→ TASK: For the word "this", find each line in the entries where it occurs and copy that line.

→ Data about app and page elements:
-=-=-
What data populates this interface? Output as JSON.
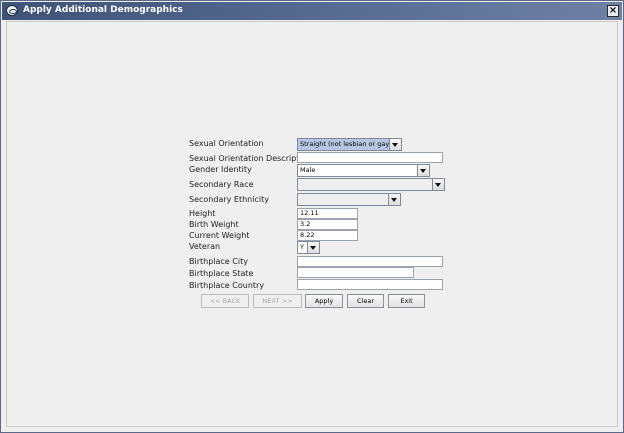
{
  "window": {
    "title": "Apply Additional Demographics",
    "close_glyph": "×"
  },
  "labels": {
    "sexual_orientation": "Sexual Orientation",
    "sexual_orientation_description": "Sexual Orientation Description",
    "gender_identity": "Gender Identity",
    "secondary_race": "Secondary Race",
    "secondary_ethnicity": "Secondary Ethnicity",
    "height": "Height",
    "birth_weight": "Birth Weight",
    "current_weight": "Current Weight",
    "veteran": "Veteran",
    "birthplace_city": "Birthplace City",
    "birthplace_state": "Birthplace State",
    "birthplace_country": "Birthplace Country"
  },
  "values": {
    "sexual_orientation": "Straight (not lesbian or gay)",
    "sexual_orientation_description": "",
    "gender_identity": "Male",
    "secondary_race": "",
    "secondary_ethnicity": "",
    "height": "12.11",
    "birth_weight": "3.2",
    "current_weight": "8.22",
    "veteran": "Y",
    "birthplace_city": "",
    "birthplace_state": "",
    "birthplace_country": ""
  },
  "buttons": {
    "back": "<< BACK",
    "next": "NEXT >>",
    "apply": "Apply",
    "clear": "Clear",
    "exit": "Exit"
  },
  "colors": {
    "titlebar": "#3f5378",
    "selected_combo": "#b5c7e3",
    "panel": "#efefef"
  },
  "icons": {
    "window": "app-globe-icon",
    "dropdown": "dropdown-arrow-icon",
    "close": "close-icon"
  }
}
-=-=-
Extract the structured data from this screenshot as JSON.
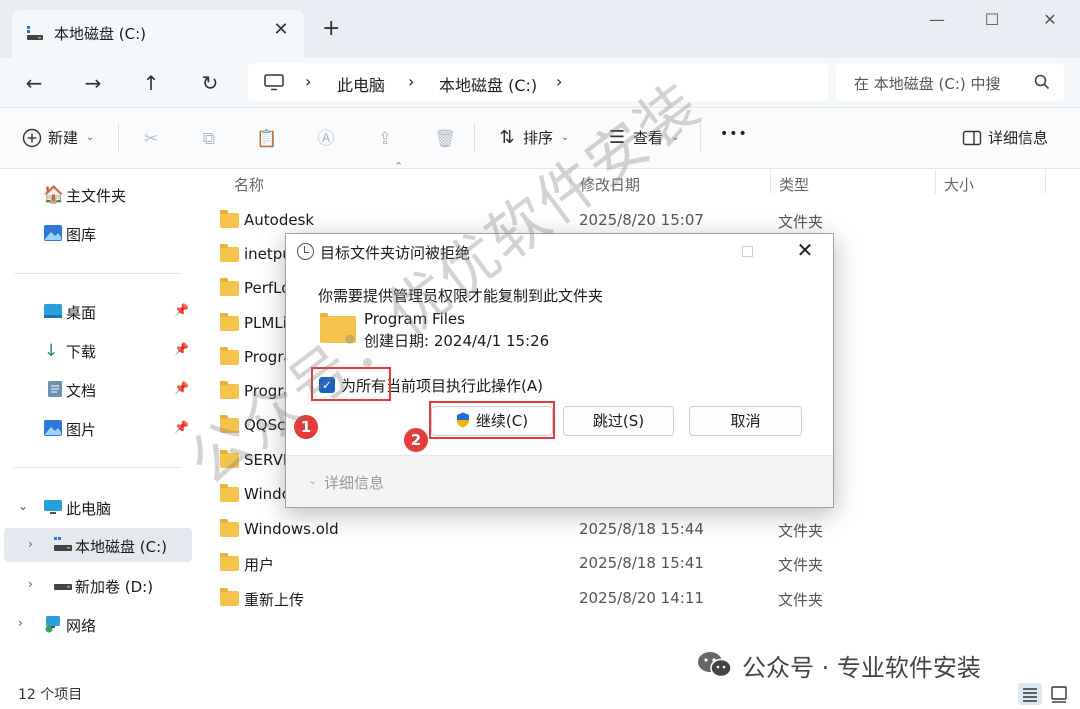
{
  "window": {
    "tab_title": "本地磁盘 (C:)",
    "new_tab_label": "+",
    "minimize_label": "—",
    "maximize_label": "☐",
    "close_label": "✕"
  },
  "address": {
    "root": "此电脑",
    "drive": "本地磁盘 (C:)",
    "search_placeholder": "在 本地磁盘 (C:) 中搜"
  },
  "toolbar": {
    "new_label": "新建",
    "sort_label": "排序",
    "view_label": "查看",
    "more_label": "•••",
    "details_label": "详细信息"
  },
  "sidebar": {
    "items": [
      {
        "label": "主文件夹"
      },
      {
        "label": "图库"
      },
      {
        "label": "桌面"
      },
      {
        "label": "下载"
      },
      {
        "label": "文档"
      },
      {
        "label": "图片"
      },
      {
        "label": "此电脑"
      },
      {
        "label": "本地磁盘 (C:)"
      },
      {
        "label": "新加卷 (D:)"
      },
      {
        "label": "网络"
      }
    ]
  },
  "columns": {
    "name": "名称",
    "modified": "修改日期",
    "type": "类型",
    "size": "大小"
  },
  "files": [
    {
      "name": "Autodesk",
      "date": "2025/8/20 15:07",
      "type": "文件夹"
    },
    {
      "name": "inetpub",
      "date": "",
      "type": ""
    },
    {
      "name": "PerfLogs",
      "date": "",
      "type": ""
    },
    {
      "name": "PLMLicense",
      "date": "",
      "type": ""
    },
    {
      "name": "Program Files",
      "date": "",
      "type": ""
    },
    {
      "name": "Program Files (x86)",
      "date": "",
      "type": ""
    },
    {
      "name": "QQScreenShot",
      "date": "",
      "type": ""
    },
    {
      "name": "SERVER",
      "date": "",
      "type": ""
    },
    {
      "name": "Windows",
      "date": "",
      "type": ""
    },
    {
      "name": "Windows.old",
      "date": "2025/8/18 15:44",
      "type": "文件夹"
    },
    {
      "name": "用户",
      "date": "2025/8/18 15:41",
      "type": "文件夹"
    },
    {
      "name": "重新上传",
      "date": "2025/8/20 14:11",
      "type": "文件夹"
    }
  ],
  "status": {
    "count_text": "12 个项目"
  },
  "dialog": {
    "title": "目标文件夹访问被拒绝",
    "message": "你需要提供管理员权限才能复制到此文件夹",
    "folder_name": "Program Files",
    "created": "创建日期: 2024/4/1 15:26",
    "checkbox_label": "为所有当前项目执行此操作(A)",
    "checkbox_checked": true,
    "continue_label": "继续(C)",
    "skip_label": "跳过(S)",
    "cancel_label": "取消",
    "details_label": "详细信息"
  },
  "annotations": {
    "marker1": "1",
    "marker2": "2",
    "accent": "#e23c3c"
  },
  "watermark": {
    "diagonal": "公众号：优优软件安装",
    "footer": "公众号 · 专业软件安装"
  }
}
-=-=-
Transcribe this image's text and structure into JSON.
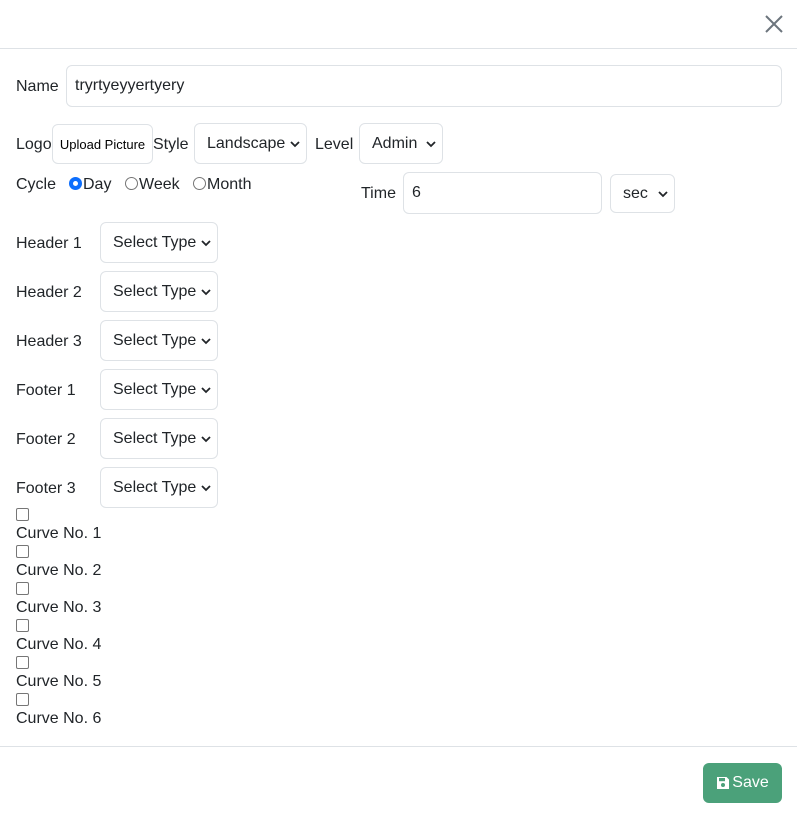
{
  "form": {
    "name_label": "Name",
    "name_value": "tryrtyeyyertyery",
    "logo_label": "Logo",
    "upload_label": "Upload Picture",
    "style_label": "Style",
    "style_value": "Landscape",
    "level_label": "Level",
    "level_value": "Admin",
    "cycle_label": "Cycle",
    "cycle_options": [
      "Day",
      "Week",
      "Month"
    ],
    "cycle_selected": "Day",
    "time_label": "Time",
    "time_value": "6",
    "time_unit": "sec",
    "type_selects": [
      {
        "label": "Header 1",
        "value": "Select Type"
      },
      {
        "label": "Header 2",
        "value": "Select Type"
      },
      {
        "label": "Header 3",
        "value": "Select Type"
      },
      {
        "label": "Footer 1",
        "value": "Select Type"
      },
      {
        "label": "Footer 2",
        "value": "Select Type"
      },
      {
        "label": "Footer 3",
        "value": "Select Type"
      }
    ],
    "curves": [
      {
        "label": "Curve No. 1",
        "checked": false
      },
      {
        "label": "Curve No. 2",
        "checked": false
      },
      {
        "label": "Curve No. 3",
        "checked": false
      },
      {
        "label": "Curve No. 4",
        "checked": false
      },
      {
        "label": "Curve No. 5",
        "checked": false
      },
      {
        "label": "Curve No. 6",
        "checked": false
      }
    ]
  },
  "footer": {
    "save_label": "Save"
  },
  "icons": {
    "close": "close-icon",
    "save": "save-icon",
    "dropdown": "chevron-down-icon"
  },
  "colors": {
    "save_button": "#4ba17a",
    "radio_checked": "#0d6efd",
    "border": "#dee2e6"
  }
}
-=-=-
→ WRITTEN RESPONSE:
What data populates this interface? Output as JSON.
Extract the structured data from this screenshot as JSON.
Transcribe this image's text and structure into JSON.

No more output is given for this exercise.